"No dessert for you, young lady, until you eat those Brussel sprouts!"

“No dessert for you, young lady, until you eat those Brussel sprouts!”

Next we have what appears to be what today’s foodies call a heritage breed of bird without the modern factory-farm turkey’s huge breast (it’s actually a wild turkey).  According to the plate’s explanatory text, the turkey was brought from America to Europe by Jesuit missionaries in 1524 and was named after the country of Turkey from whence so many luxuries were imported:

The carnivore's pièce de resistance

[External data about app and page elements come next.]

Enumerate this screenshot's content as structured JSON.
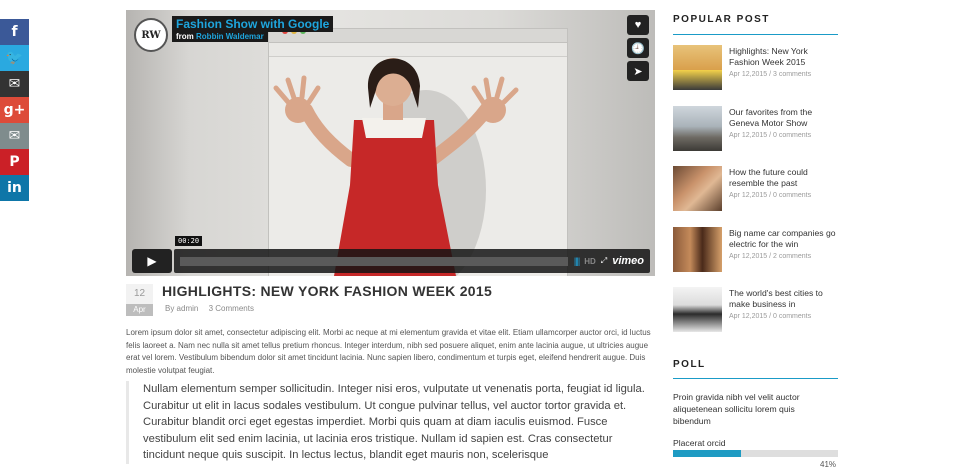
{
  "share": {
    "items": [
      {
        "name": "facebook",
        "glyph": "f",
        "color": "#3b5998"
      },
      {
        "name": "twitter",
        "glyph": "🐦",
        "color": "#2aa9e0"
      },
      {
        "name": "gmail",
        "glyph": "✉",
        "color": "#333333"
      },
      {
        "name": "google-plus",
        "glyph": "g+",
        "color": "#dd4b39"
      },
      {
        "name": "email",
        "glyph": "✉",
        "color": "#7f8c8d"
      },
      {
        "name": "pinterest",
        "glyph": "P",
        "color": "#cb2027"
      },
      {
        "name": "linkedin",
        "glyph": "in",
        "color": "#0e76a8"
      }
    ]
  },
  "video": {
    "title": "Fashion Show with Google",
    "from_label": "from",
    "author": "Robbin Waldemar",
    "logo_text": "RW",
    "time": "00:20",
    "hd_label": "HD",
    "brand": "vimeo"
  },
  "post": {
    "day": "12",
    "month": "Apr",
    "title": "HIGHLIGHTS: NEW YORK FASHION WEEK 2015",
    "author": "By admin",
    "comments": "3 Comments",
    "body": "Lorem ipsum dolor sit amet, consectetur adipiscing elit. Morbi ac neque at mi elementum gravida et vitae elit. Etiam ullamcorper auctor orci, id luctus felis laoreet a. Nam nec nulla sit amet tellus pretium rhoncus. Integer interdum, nibh sed posuere aliquet, enim ante lacinia augue, ut ultricies augue erat vel lorem. Vestibulum bibendum dolor sit amet tincidunt lacinia. Nunc sapien libero, condimentum et turpis eget, eleifend hendrerit augue. Duis molestie volutpat feugiat.",
    "quote": "Nullam elementum semper sollicitudin. Integer nisi eros, vulputate ut venenatis porta, feugiat id ligula. Curabitur ut elit in lacus sodales vestibulum. Ut congue pulvinar tellus, vel auctor tortor gravida et. Curabitur blandit orci eget egestas imperdiet. Morbi quis quam at diam iaculis euismod. Fusce vestibulum elit sed enim lacinia, ut lacinia eros tristique. Nullam id sapien est. Cras consectetur tincidunt neque quis suscipit. In lectus lectus, blandit eget mauris non, scelerisque"
  },
  "sidebar": {
    "popular_heading": "POPULAR POST",
    "popular": [
      {
        "title": "Highlights: New York Fashion Week 2015",
        "date": "Apr 12,2015",
        "comments": "3 comments"
      },
      {
        "title": "Our favorites from the Geneva Motor Show",
        "date": "Apr 12,2015",
        "comments": "0 comments"
      },
      {
        "title": "How the future could resemble the past",
        "date": "Apr 12,2015",
        "comments": "0 comments"
      },
      {
        "title": "Big name car companies go electric for the win",
        "date": "Apr 12,2015",
        "comments": "2 comments"
      },
      {
        "title": "The world's best cities to make business in",
        "date": "Apr 12,2015",
        "comments": "0 comments"
      }
    ],
    "poll_heading": "POLL",
    "poll_question": "Proin gravida nibh vel velit auctor aliquetenean sollicitu lorem quis bibendum",
    "poll_option": "Placerat orcid",
    "poll_percent": "41%",
    "poll_value": 0.41,
    "accent": "#1e9bc3"
  }
}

The carnivore’s pièce de resistance. Illustrated Book of Natural History. Part I. Printed in oil colors by Henry B. Ashmead. (Philadelphia: American Sunday School Union, 1858).

This recipe (or directions for constructing a simple food sculpture) shows that Joost Elfers, Saxton Freyman, and Johannes van Dam were real Johnny-come-latelies when it comes to the art of playing with food. Check out this vegetarian alternative to the traditional turkey:

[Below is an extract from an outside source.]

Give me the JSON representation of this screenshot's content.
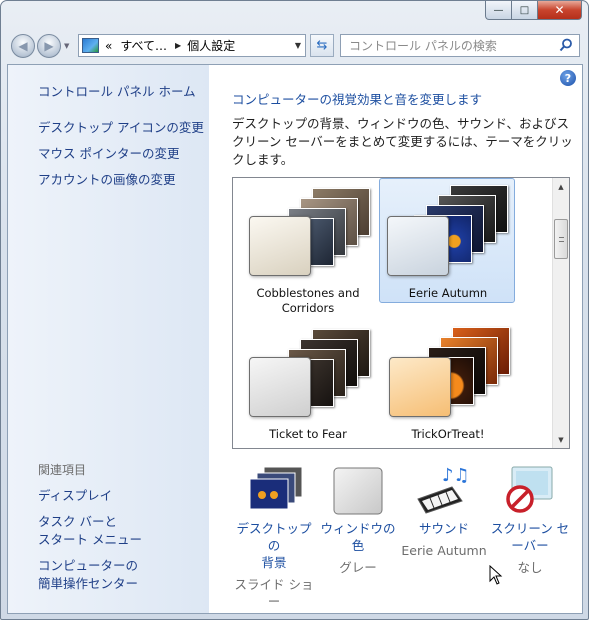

The vegetarian alternative

Elizabeth and Louise Bache.  When Mother Lets Us Make Candy.  New York: Moffat, Yard and Company, 1915.

What about the kitchen where the feast is prepared?   Here’s Cinderella toiling in a state-of-the-art facility from the turn of the nineteenth century…

Other people use Chinet at Thanksgiving when there is a crowd...

Cinderella or The Little Glass Slipper (London: J. Harris, 180 ).

Or here is Dame Trot peeking in while her clever cat is hard at work.

DameTrot1.cropIt’s time to uncork the wine and carve the bird!


DameTrot2.cropWith any luck, there will still be some stuffing left for later…

Where did all the left-overs go????!!!!

Grace Kasson  Tin Tan Tales. Illustrated by E. Tsandre.  (London: Ernest Nister/ New York: E. P. Dutton, [not after 1912, c1897]).

Our apologies to the authors and illustrators of these children’s books from whence these images have been wrested and placed in not entirely appropriate contexts!

 Have a happy holiday weekend from Team Cotsen!

Aaron Pickett, Andrea Immel, Dana Sheridan, and Jeff Barton


Abbie N. Smith, King Gobbler, Boston : Educational Publishing Company, c1906